3 credits This is a studio acting class where students will explore scenes from challenging plays of varied styles. Extensive rehearsal time outside of class is required. Pre-requisites: Intro to Acting and Scene Study. Maximum enrollment: 12 students.

 

99219

THTR 307 NT  Advanced Acting

Naomi Thornton

. . . Th .

1:00 -3:00 pm

FISH

PART

3 credits This is a studio acting class where students will explore scenes from challenging plays of varied styles. Extensive rehearsal time outside of class is required. Pre-requisites: for acting majors,  Intro to Acting and Scene Study. For all others, Intro to Acting. Maximum enrollment: 12 students.

 

99216

THTR 310   Survey of Drama: Two Revolutionary Playwrights: Georg Büchner & August Strindberg

JoAnne Akalaitis

. . W . .

1:30 -4:30 pm

FISH

AART

Modern drama began with an astounding jolt when the young German playwright Georg Büchner wrote Woyceck - a fragmentary unfinished play - often said to be both the first tragedy about a common man and the first modern play.  Terse, cinematic, alogical and at the same time emotional, poetic

and psychological, he wrote two other plays, Danton’s Death and Leonce and Lena and a novella Lenz and died at the age of 23.  Many have said he could have been a new Shakespeare.
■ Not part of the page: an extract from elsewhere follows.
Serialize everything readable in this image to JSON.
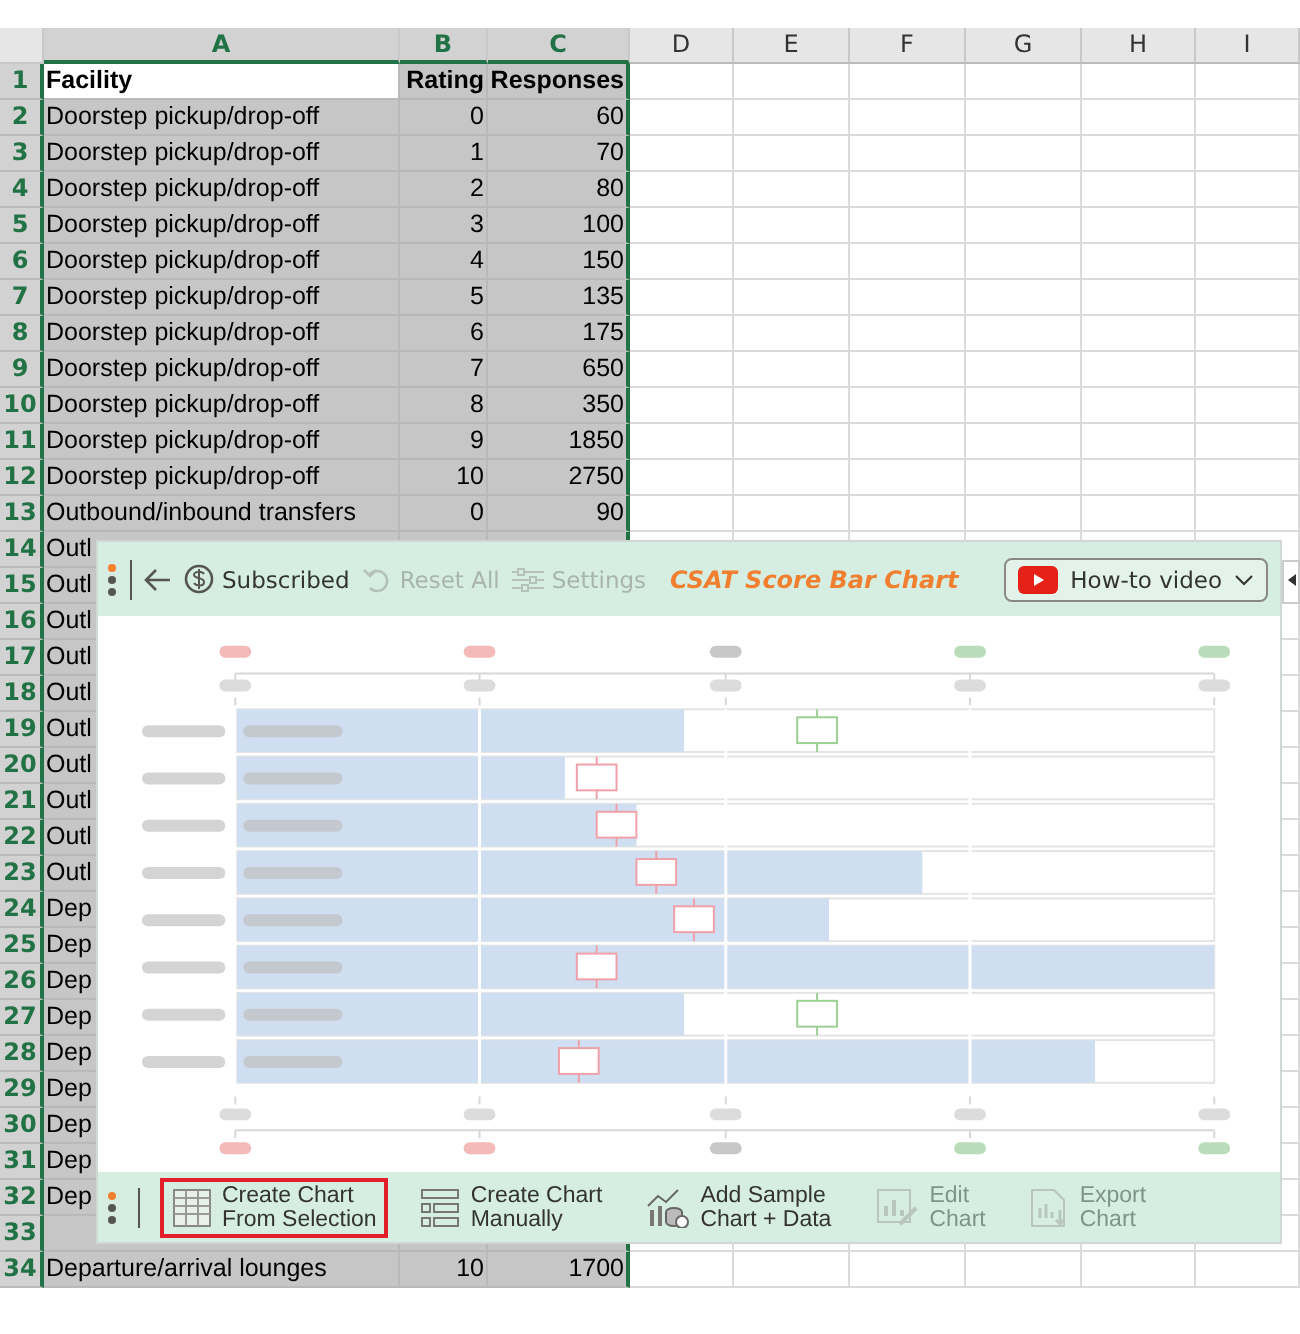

August Strindberg, "the Swedish Shakespeare", is a spiritual descendant of Büchner.  He was a painter, novelist, alchemist, journalist, poet and dramatist.  At the center of his work are his plays.  He wrote 50 plays, some of which are extraordinary and have influenced almost every modern playwright: Albee, Williams, Pinter, and Beckett, (who wrote Waiting for Godot after seeing The Ghost Sonata.)  He led

a tortured life and embraced strange beliefs such as that woman are inherently evil.  (At the same time, he wrote some of the greatest, most juicy women characters in drama). We will read all of Büchner’s plays including his political tract The Hessian Messenger, a range of Strindberg.  Plays: Dance of Death, A Dream Play, Easter, Ghost Sonata, parts of Inferno Diaries, and Getting Married.   Papers, scene work and visual presentations will be part of the course.

 

99220

THTR 310 B  Survey of Drama: Solo Performance; Examining the One Person Play

Zakiyyah Alexander

. . . . F

9:30 - 11:50 am

FISH

AART

One of the most complicated and difficult forms of dramatic narrative involve a single performer.  How is the one-person play constructed?  What is the intention of this work?  What are the challenges and benefits that this form of theater holds?  Who is the performer and why?  In this course we will examine different models and styles that comprise the one person show from the traditional narrative to more ambitious styles.  Works will include: Douglas Wright's, 'I Am My Own Wife,' Sarah Jones', 'Bridge and Tunnel,' Will Power's 'Flow,' as well as selected works of Stanya Kahn, Karen Finley and Anna Deveare Smith.  We will consider if structure of the solo show has a direct correlation to the time the piece was presented, the differences/connection of social commentary vs. art, as well as an investigation of the artists’ intentions.  This class will function as a workshop; students will both analyze each published work as well as complete and present their own one person play in a rehearsed staged reading.

 

99211

THTR 340   Voice in Performance

Elizabeth Smith

M . . . .

3:00 -5:00 pm

FISH

PART

2 credits This course is designed for those students who have  already had some training in voice and will concentrate on addressing demands which occur in performance such as speaking over underscoring, sustaining dialogue in fights or dances, and developing power and range. Technical exercises will be used to promote coordination of speech and movement.